CEO Comments: Why do some people experience greater harms despite drinking less?

Drinkaware CEO Comments Blog

Today, 7th April 2021, on World Health Day, the WHO is calling for action to eliminate health inequities. And in this blog we look at how inequalities in Irish society can act as determinants of health with regard to alcohol: 

Let’s start by noting, that although the widespread assumption is that alcohol misuse and alcohol harm relate almost exclusively to binge and/or dependent drinkers, these are not marginal issues.  The Drinkaware Index 2019 for example, found that of the adult population who drink 21% were hazardous drinkers i.e., drinking at increasing risk of dependency [i], and a further 23% were at potential risk of becoming hazardous drinkers. 

However, it is important to acknowledge that alcohol-related harm, whilst evident across all sectors of society, is not equally experienced.  Rather the reality is what’s known as the Alcohol Harm Paradox – even when consumption levels are similar, or in fact often lower, the harm experienced by those already disadvantaged can be greater. 

Who are the groups that experience this inequity?

Groups that are already deprived, marginalised or disadvantaged may experience this inequality.  It may be because of their socioeconomic status; ethnic, cultural, or religious minority status; lower levels of education; gender; age; etc.  Furthermore, those who are marginalised or socially excluded “are more likely to have increased exposure to life stressors and have fewer buffering and coping resources” [ii].  

What are alcohol-related harms? 

These harms can be health-related such as morbidity/illness, mortality, and fewer healthy years of life [iii], and can also include more social harms such as loss of earnings, violence, stigmatization, family disruption and harm to others.  Harms are not just experienced by the individual but can impact negatively on wider society, communities and especially on families and children in particular, for whom exposure can lead to inequalities for the children themselves and alcohol related problems later in life.  

Why are these groups more vulnerable to these harms? 

Research suggests several reasons for these groups’ vulnerability:  the clustering of other risk factors such as obesity and smoking.  For instance, the 21% incidence of daily smoking in deprived areas is significantly higher than the 9% incidence in affluent areas (Healthy Ireland 2019 [iv]).  Less access to healthcare and services is another well documented reason along with high stress (due to discrimination, anxieties) and lower resilience through poorer diet and less exercise. Neighbourhoods and the density of outlets selling alcohol are often cited as contributing factors, although individual characteristics may trump area deprivation in terms of predicting risk [V]. 

Moreover, despite being referred to as a ‘right’ [iv], the opportunities and the resources necessary to be healthy – such as childhood experiences, education, employment and work conditions, housing and living conditions – are not fairly distributed [vii].  The absence of these social conditions, along with the exposure to the other determinants mentioned, can result in greater harms experienced despite similar or lower drinking levels. 

Covid has increased these inequities 

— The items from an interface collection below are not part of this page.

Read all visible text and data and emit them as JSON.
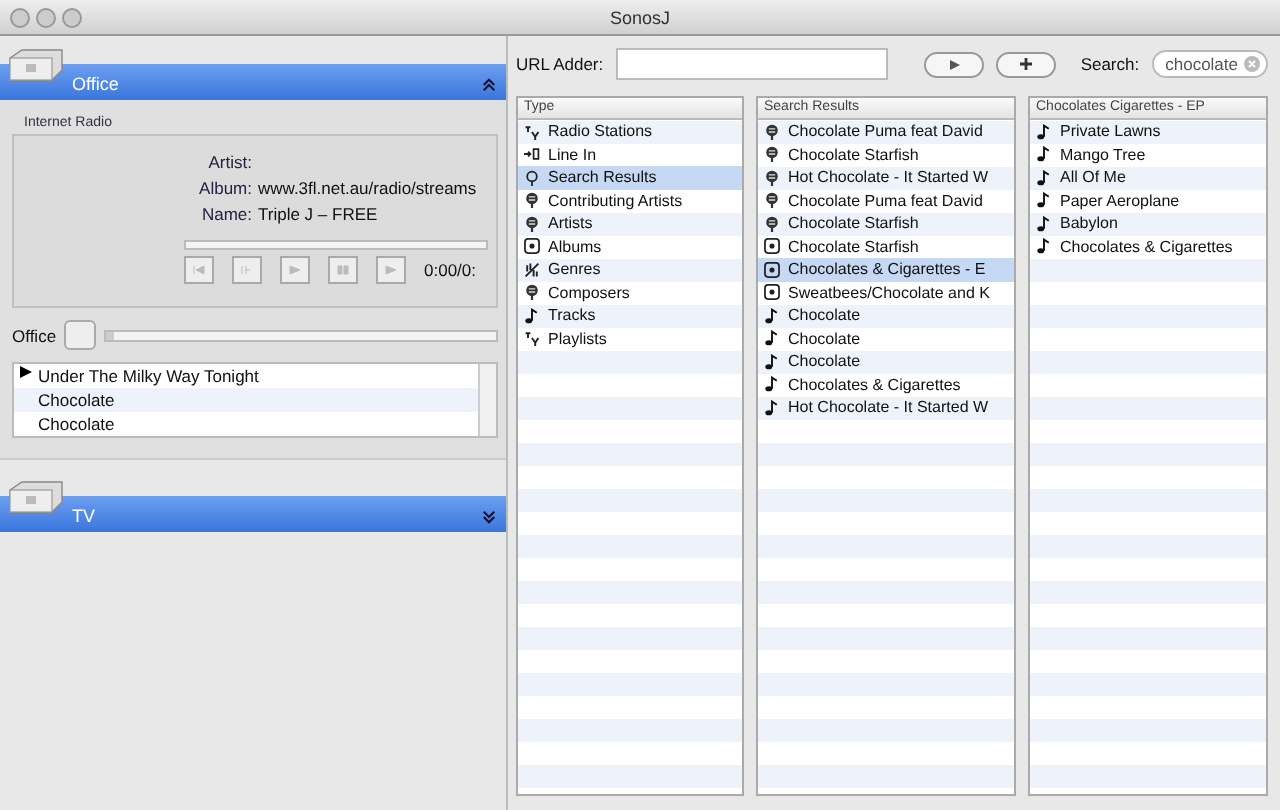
{
  "window": {
    "title": "SonosJ"
  },
  "zones": [
    {
      "name": "Office",
      "expanded": true
    },
    {
      "name": "TV",
      "expanded": false
    }
  ],
  "now_playing": {
    "source": "Internet Radio",
    "fields": [
      {
        "label": "Artist:"
      },
      {
        "label": "Album:",
        "value": "www.3fl.net.au/radio/streams"
      },
      {
        "label": "Name:",
        "value": "Triple J – FREE"
      }
    ],
    "time": "0:00/0:",
    "progress": {
      "level": 0
    }
  },
  "volume": {
    "zone": "Office",
    "level": 0.02
  },
  "queue": [
    {
      "title": "Under The Milky Way Tonight",
      "playing": true
    },
    {
      "title": "Chocolate",
      "playing": false
    },
    {
      "title": "Chocolate",
      "playing": false
    }
  ],
  "toolbar": {
    "url_label": "URL Adder:",
    "search_label": "Search:",
    "search_value": "chocolate"
  },
  "columns": [
    {
      "header": "Type",
      "items": [
        {
          "label": "Radio Stations",
          "kind": "radio",
          "selected": false
        },
        {
          "label": "Line In",
          "kind": "line-in",
          "selected": false
        },
        {
          "label": "Search Results",
          "kind": "search",
          "selected": true
        },
        {
          "label": "Contributing Artists",
          "kind": "artist",
          "selected": false
        },
        {
          "label": "Artists",
          "kind": "artist",
          "selected": false
        },
        {
          "label": "Albums",
          "kind": "album",
          "selected": false
        },
        {
          "label": "Genres",
          "kind": "genre",
          "selected": false
        },
        {
          "label": "Composers",
          "kind": "artist",
          "selected": false
        },
        {
          "label": "Tracks",
          "kind": "track",
          "selected": false
        },
        {
          "label": "Playlists",
          "kind": "radio",
          "selected": false
        }
      ]
    },
    {
      "header": "Search Results",
      "items": [
        {
          "label": "Chocolate Puma feat David",
          "kind": "artist",
          "selected": false
        },
        {
          "label": "Chocolate Starfish",
          "kind": "artist",
          "selected": false
        },
        {
          "label": "Hot Chocolate - It Started W",
          "kind": "artist",
          "selected": false
        },
        {
          "label": "Chocolate Puma feat David",
          "kind": "artist",
          "selected": false
        },
        {
          "label": "Chocolate Starfish",
          "kind": "artist",
          "selected": false
        },
        {
          "label": "Chocolate Starfish",
          "kind": "album",
          "selected": false
        },
        {
          "label": "Chocolates & Cigarettes - E",
          "kind": "album",
          "selected": true
        },
        {
          "label": "Sweatbees/Chocolate and K",
          "kind": "album",
          "selected": false
        },
        {
          "label": "Chocolate",
          "kind": "track",
          "selected": false
        },
        {
          "label": "Chocolate",
          "kind": "track",
          "selected": false
        },
        {
          "label": "Chocolate",
          "kind": "track",
          "selected": false
        },
        {
          "label": "Chocolates & Cigarettes",
          "kind": "track",
          "selected": false
        },
        {
          "label": "Hot Chocolate - It Started W",
          "kind": "track",
          "selected": false
        }
      ]
    },
    {
      "header": "Chocolates  Cigarettes - EP",
      "items": [
        {
          "label": "Private Lawns",
          "kind": "track",
          "selected": false
        },
        {
          "label": "Mango Tree",
          "kind": "track",
          "selected": false
        },
        {
          "label": "All Of Me",
          "kind": "track",
          "selected": false
        },
        {
          "label": "Paper Aeroplane",
          "kind": "track",
          "selected": false
        },
        {
          "label": "Babylon",
          "kind": "track",
          "selected": false
        },
        {
          "label": "Chocolates & Cigarettes",
          "kind": "track",
          "selected": false
        }
      ]
    }
  ]
}
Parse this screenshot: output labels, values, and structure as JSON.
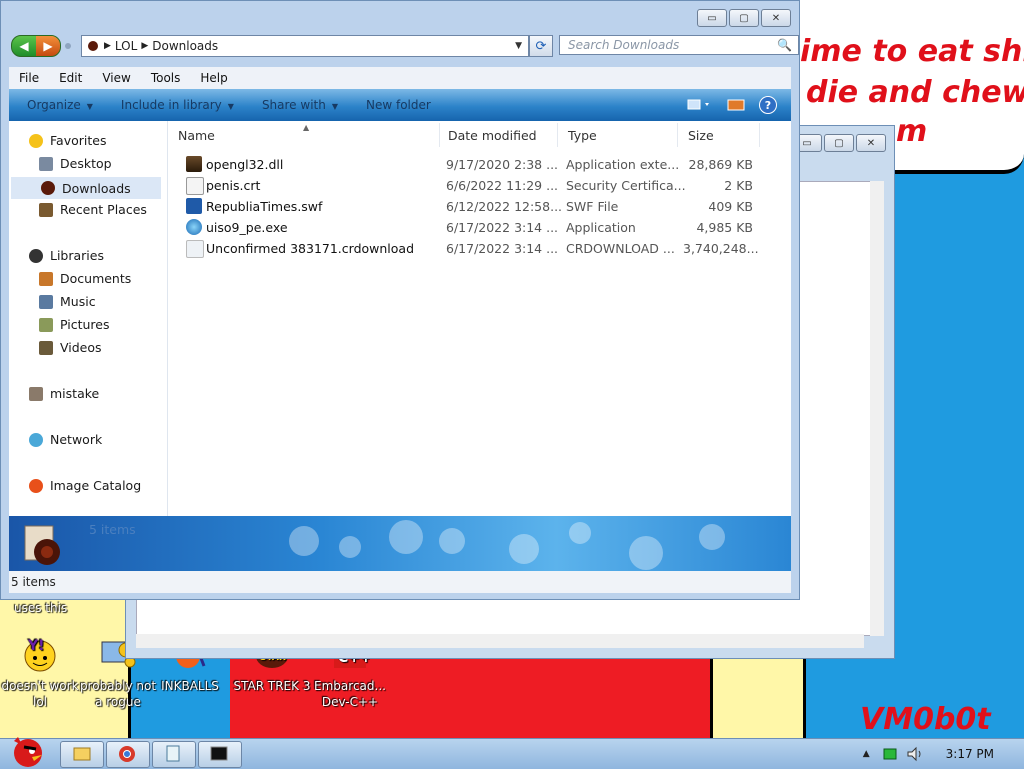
{
  "desktop": {
    "scribble_line1": "ime to eat shit",
    "scribble_line2": "die and chew",
    "scribble_line3": "m",
    "signature": "VM0b0t",
    "uses_this_label": "uses this",
    "icons": [
      {
        "label": "doesn't work lol"
      },
      {
        "label": "probably not a rogue"
      },
      {
        "label": "INKBALLS"
      },
      {
        "label": "STAR TREK 3"
      },
      {
        "label": "Embarcad... Dev-C++"
      }
    ]
  },
  "window": {
    "minimize": "▭",
    "maximize": "▢",
    "close": "✕",
    "nav": {
      "back": "◀",
      "forward": "▶",
      "breadcrumb": [
        "LOL",
        "Downloads"
      ],
      "refresh": "⟳",
      "search_placeholder": "Search Downloads"
    },
    "menu": [
      "File",
      "Edit",
      "View",
      "Tools",
      "Help"
    ],
    "toolbar": [
      "Organize",
      "Include in library",
      "Share with",
      "New folder"
    ],
    "sidebar": {
      "favorites_header": "Favorites",
      "favorites": [
        "Desktop",
        "Downloads",
        "Recent Places"
      ],
      "libraries_header": "Libraries",
      "libraries": [
        "Documents",
        "Music",
        "Pictures",
        "Videos"
      ],
      "mistake": "mistake",
      "network": "Network",
      "image_catalog": "Image Catalog"
    },
    "columns": [
      "Name",
      "Date modified",
      "Type",
      "Size"
    ],
    "files": [
      {
        "name": "opengl32.dll",
        "date": "9/17/2020 2:38 ...",
        "type": "Application exte...",
        "size": "28,869 KB"
      },
      {
        "name": "penis.crt",
        "date": "6/6/2022 11:29 ...",
        "type": "Security Certifica...",
        "size": "2 KB"
      },
      {
        "name": "RepubliaTimes.swf",
        "date": "6/12/2022 12:58...",
        "type": "SWF File",
        "size": "409 KB"
      },
      {
        "name": "uiso9_pe.exe",
        "date": "6/17/2022 3:14 ...",
        "type": "Application",
        "size": "4,985 KB"
      },
      {
        "name": "Unconfirmed 383171.crdownload",
        "date": "6/17/2022 3:14 ...",
        "type": "CRDOWNLOAD ...",
        "size": "3,740,248..."
      }
    ],
    "details_count": "5 items",
    "status_count": "5 items"
  },
  "taskbar": {
    "clock": "3:17 PM"
  },
  "colors": {
    "desktop_blue": "#1f9be0",
    "scribble_red": "#e0101a",
    "toolbar_blue": "#2c83c9"
  }
}
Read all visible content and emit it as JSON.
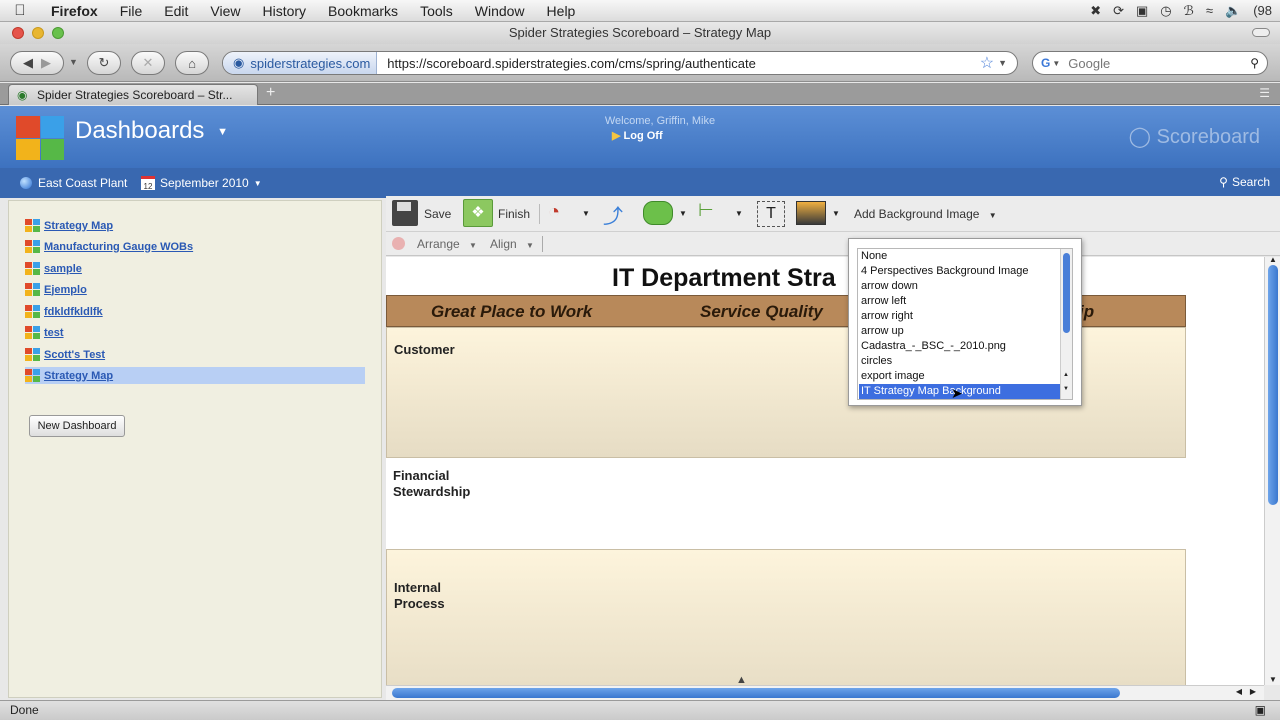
{
  "os_menubar": {
    "app": "Firefox",
    "items": [
      "File",
      "Edit",
      "View",
      "History",
      "Bookmarks",
      "Tools",
      "Window",
      "Help"
    ],
    "battery": "(98"
  },
  "window": {
    "title": "Spider Strategies Scoreboard – Strategy Map"
  },
  "navigation": {
    "site_identity": "spiderstrategies.com",
    "url": "https://scoreboard.spiderstrategies.com/cms/spring/authenticate",
    "search_placeholder": "Google"
  },
  "tabs": [
    {
      "label": "Spider Strategies Scoreboard – Str..."
    }
  ],
  "app_header": {
    "title": "Dashboards",
    "welcome": "Welcome, Griffin, Mike",
    "logoff": "Log Off",
    "brand": "Scoreboard",
    "logo_colors": [
      "#e04a2a",
      "#3aa0e8",
      "#f2b31b",
      "#56b847"
    ]
  },
  "context_bar": {
    "organization": "East Coast Plant",
    "period": "September 2010",
    "search": "Search",
    "calendar_day": "12"
  },
  "sidebar": {
    "items": [
      {
        "label": "Strategy Map"
      },
      {
        "label": "Manufacturing Gauge WOBs"
      },
      {
        "label": "sample"
      },
      {
        "label": "Ejemplo"
      },
      {
        "label": "fdkldfkldlfk"
      },
      {
        "label": "test"
      },
      {
        "label": "Scott's Test"
      },
      {
        "label": "Strategy Map"
      }
    ],
    "selected_index": 7,
    "new_dashboard_label": "New Dashboard"
  },
  "toolbar": {
    "save_label": "Save",
    "finish_label": "Finish",
    "text_tool_glyph": "T",
    "add_background_label": "Add Background Image",
    "arrange_label": "Arrange",
    "align_label": "Align"
  },
  "canvas": {
    "title": "IT Department Stra",
    "perspectives": [
      "Great Place to Work",
      "Service Quality",
      "ip"
    ],
    "rows": [
      "Customer",
      "Financial Stewardship",
      "Internal Process"
    ]
  },
  "bg_dropdown": {
    "options": [
      "None",
      "4 Perspectives Background Image",
      "arrow down",
      "arrow left",
      "arrow right",
      "arrow up",
      "Cadastra_-_BSC_-_2010.png",
      "circles",
      "export image",
      "IT Strategy Map Background"
    ],
    "selected_index": 9
  },
  "status": {
    "text": "Done"
  },
  "colors": {
    "header_blue": "#4a80cc",
    "context_blue": "#3968b0",
    "perspective_band": "#b8895a",
    "selection_blue": "#3d6ee0"
  }
}
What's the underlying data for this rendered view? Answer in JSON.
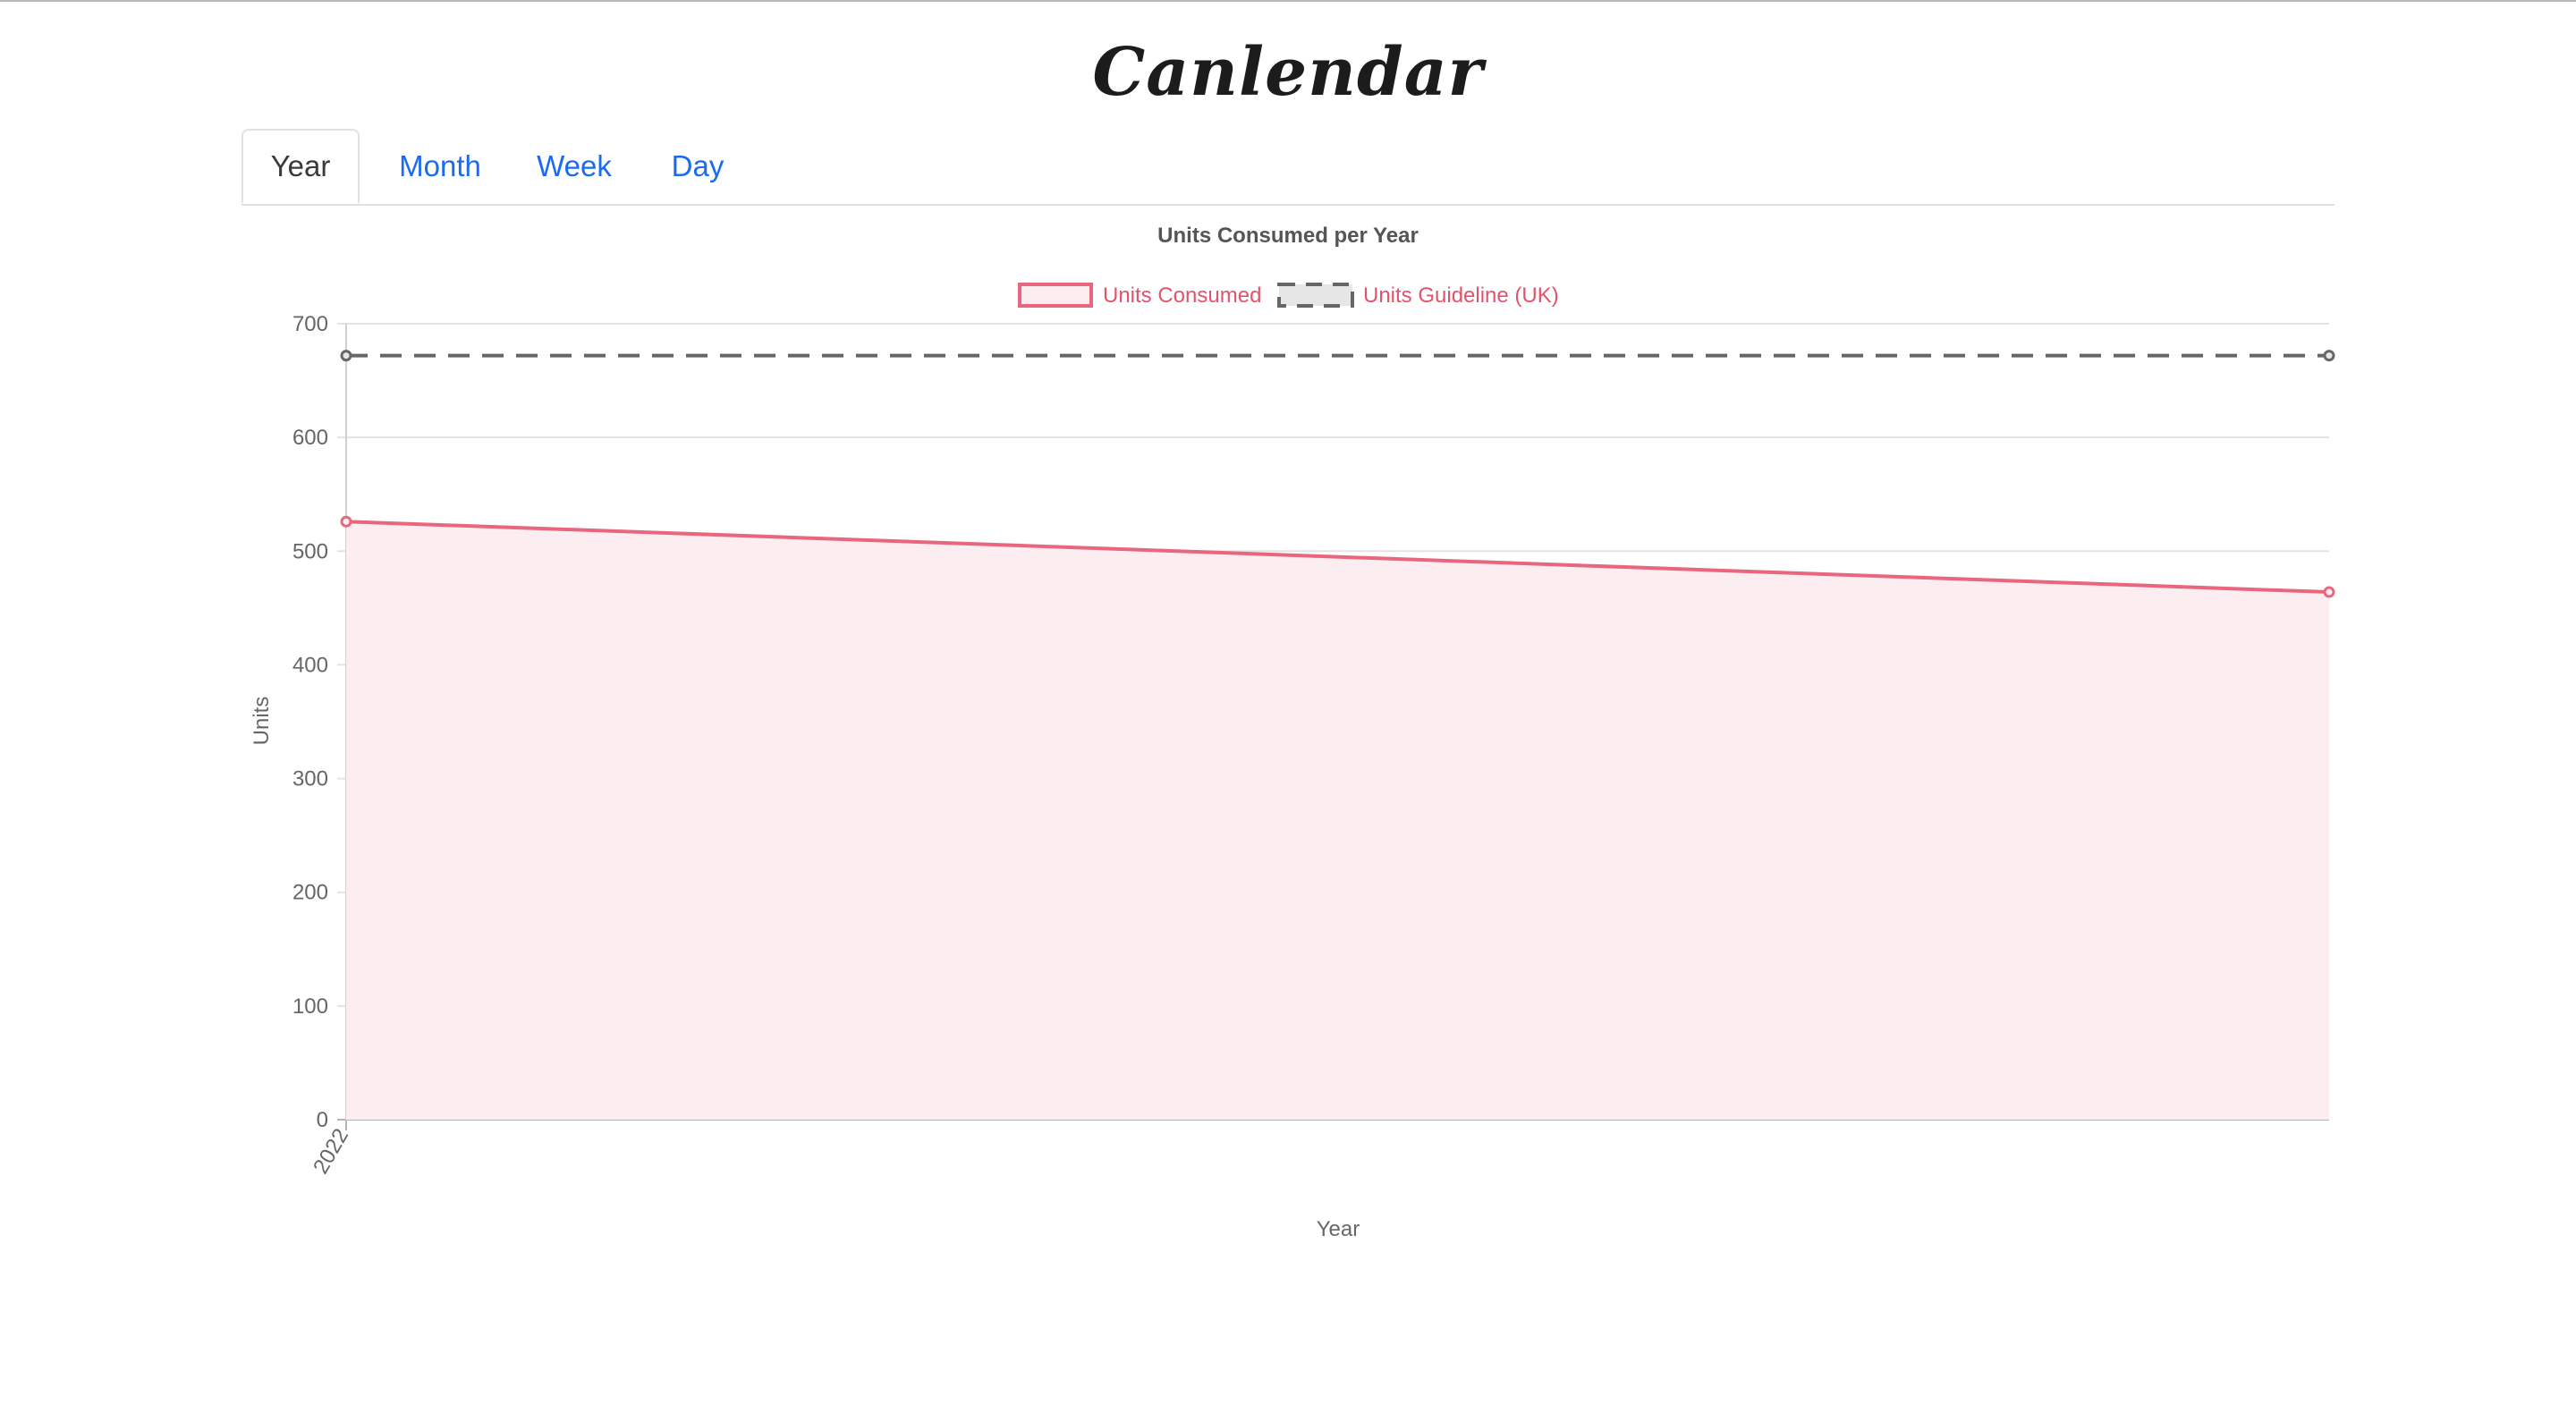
{
  "app": {
    "title": "Canlendar"
  },
  "tabs": [
    {
      "label": "Year",
      "active": true
    },
    {
      "label": "Month",
      "active": false
    },
    {
      "label": "Week",
      "active": false
    },
    {
      "label": "Day",
      "active": false
    }
  ],
  "chart_data": {
    "type": "line",
    "title": "Units Consumed per Year",
    "xlabel": "Year",
    "ylabel": "Units",
    "x_tick_labels": [
      "2022"
    ],
    "ylim": [
      0,
      700
    ],
    "yticks": [
      0,
      100,
      200,
      300,
      400,
      500,
      600,
      700
    ],
    "grid": true,
    "legend_position": "top-center",
    "series": [
      {
        "name": "Units Consumed",
        "values": [
          526,
          464
        ],
        "color": "#e8677f",
        "fill": "#fcedf0",
        "dashed": false,
        "filled": true
      },
      {
        "name": "Units Guideline (UK)",
        "values": [
          672,
          672
        ],
        "color": "#666666",
        "fill": "#e6e6e6",
        "dashed": true,
        "filled": false
      }
    ]
  }
}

What is increasingly clear is that Covid-19 has expanded the inequity chasm that existed pre-pandemic.  The increased pressure on families caring for young and aging dependents, the economic and employment uncertainties, the reduced accessibility of health and wellbeing supports, the loss of education and development opportunities and the long-standing social disconnection and stress, has put a strain on everyone’s resilience and coping capacities, but especially those described here. 

The measure of a society, is how it looks after its most vulnerable citizens.  It is also how it comes together as a community and actively seeks and supports collective action to reduce societal and health inequalities.  Doing so, and especially in times of crisis, requires compassion, coherence and co-operation.  

Our objective at Drinkaware is to benefit the community by preserving, protecting and promoting public health and socially responsible behaviour by reducing alcohol misuse and related harm.  So we support World Health Day’s call to action, and openly, invite co-operation and collaboration with all parties who have a similar mission. 


[i] AUDIT: The Alcohol Use Disorders Identification Test: guidelines for use in primary health care; (2001) 

[ii] Loring B. Alcohol and inequities. Guidance for addressing inequities in alcohol-related harm. World Health Organisation; (2014) 

[iii] Forut & Seraf. Alcohol and Global Health; (2019) 

[iv] Healthy Ireland, Summary Report; (2019)  

[V] Article 43.4 of the Constitution; Fundamental Rights under the Irish Constitution 

[vi] Rochet et al. Evidence review: The social determinants of inequities in alcohol consumption and alcohol-related health outcomes; (2015) 

[vii] World Health Organisation. Closing the gap in a generation; (2008)